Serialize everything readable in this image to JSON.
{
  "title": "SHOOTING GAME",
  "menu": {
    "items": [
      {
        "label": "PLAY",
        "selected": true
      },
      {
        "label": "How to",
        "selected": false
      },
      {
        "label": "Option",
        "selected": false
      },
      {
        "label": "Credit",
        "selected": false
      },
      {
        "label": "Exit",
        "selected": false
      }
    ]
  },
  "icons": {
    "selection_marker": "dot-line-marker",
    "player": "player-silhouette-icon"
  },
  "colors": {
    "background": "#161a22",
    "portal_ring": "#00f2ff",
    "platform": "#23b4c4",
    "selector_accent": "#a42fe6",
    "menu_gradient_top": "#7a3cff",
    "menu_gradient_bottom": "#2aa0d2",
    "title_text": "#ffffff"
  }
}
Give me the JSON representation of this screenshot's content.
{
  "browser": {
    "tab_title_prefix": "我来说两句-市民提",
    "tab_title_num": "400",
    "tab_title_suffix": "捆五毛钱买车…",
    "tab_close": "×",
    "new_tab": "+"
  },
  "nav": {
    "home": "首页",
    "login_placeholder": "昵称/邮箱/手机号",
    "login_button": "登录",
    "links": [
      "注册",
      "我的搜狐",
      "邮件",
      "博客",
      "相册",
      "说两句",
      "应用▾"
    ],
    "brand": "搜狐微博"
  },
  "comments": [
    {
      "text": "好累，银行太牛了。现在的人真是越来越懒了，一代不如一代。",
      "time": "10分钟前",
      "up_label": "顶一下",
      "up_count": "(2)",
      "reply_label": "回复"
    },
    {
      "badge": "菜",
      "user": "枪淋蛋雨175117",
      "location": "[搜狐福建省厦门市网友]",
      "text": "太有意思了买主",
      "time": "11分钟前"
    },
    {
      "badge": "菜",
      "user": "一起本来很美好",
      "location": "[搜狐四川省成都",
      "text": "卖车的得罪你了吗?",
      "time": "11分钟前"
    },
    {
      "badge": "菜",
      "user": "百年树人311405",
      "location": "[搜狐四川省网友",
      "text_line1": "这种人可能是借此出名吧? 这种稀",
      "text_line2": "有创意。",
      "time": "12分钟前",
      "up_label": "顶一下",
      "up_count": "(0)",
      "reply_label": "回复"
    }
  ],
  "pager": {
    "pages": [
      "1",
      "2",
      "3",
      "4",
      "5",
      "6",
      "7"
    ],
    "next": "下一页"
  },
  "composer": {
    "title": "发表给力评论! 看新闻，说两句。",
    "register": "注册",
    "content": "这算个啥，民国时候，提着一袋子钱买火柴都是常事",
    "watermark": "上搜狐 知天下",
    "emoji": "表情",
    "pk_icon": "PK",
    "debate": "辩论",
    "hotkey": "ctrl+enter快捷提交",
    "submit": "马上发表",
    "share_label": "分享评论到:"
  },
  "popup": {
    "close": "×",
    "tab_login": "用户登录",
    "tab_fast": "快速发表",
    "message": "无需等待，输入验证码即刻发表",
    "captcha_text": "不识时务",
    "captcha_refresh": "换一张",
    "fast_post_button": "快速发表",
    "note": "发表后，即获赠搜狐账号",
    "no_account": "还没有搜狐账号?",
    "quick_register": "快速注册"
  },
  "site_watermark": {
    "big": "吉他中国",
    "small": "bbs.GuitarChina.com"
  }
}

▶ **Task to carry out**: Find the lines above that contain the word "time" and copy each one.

▶ **Answer space**:
      "time": "10分钟前",
      "time": "11分钟前"
      "time": "11分钟前"
      "time": "12分钟前",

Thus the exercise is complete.